Canada inflation hits 39-year high
Canadian inflation jumped to 7.7 per cent in May, marking the largest annual increase in prices for goods and services in almost four decades, the government statistical agency said Wednesday.
The figure topped even the most bullish forecasts, following a 6.8 per cent rise in prices the previous month.
The price increases, Statistics Canada said in a statement, were "broad-based, pinching the pocketbooks of Canadians and in some cases affecting their ability to meet day-to-day expenses."
Desjardins analyst Royce Mendes reacted by saying the agency "really should add a warning label to these scorching hot inflation prints."
"We had expected stronger price increases than the consensus, but this is very surprising," he said in a research note, warning that a "jumbo-sized" interest rate hike by the Bank of Canada is now likely coming.
According to Statistics Canada, gasoline led the rise in prices, up 48 per cent in the 12 months to May 31. Groceries also cost more (up 9.7 per cent) due to supply chain disruptions as well as higher transportation and input costs.
Cooking oil notably recorded its largest price increase ever.
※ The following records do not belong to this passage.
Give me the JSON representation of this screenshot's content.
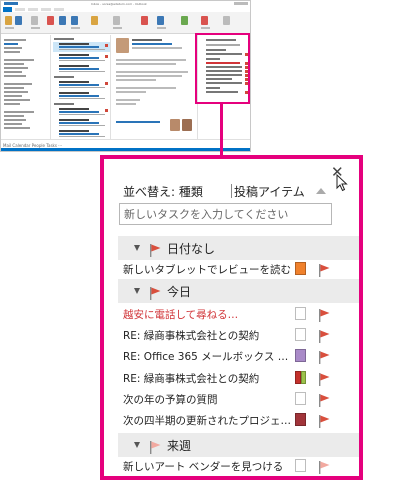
{
  "outlook": {
    "window_title": "Inbox - sonia@adatum.com - Outlook",
    "nav_label": "Mail   Calendar   People   Tasks   ···"
  },
  "todo_panel": {
    "sort_label": "並べ替え: 種類",
    "sort_value": "投稿アイテム",
    "new_task_placeholder": "新しいタスクを入力してください",
    "groups": [
      {
        "label": "日付なし",
        "tasks": [
          {
            "title": "新しいタブレットでレビューを読む",
            "category": "orange",
            "overdue": false
          }
        ]
      },
      {
        "label": "今日",
        "tasks": [
          {
            "title": "越安に電話して尋ねる…",
            "category": "none",
            "overdue": true
          },
          {
            "title": "RE: 緑商事株式会社との契約",
            "category": "none",
            "overdue": false
          },
          {
            "title": "RE: Office 365 メールボックス スペ…",
            "category": "purple",
            "overdue": false
          },
          {
            "title": "RE: 緑商事株式会社との契約",
            "category": "red-green",
            "overdue": false
          },
          {
            "title": "次の年の予算の質問",
            "category": "none",
            "overdue": false
          },
          {
            "title": "次の四半期の更新されたプロジェクト…",
            "category": "darkred",
            "overdue": false
          }
        ]
      },
      {
        "label": "来週",
        "tasks": [
          {
            "title": "新しいアート ベンダーを見つける",
            "category": "none",
            "overdue": false
          }
        ]
      }
    ],
    "colors": {
      "highlight": "#e5007d",
      "flag": "#d94f3d",
      "flag_light": "#f2a9a0",
      "overdue_text": "#d13438",
      "orange": "#f0812c",
      "purple": "#a98ac8",
      "red": "#c4312c",
      "green": "#9bc24a",
      "darkred": "#a1343a"
    }
  }
}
Costs of fresh vegetables such as onions, peppers and carrots, as well as fish also rose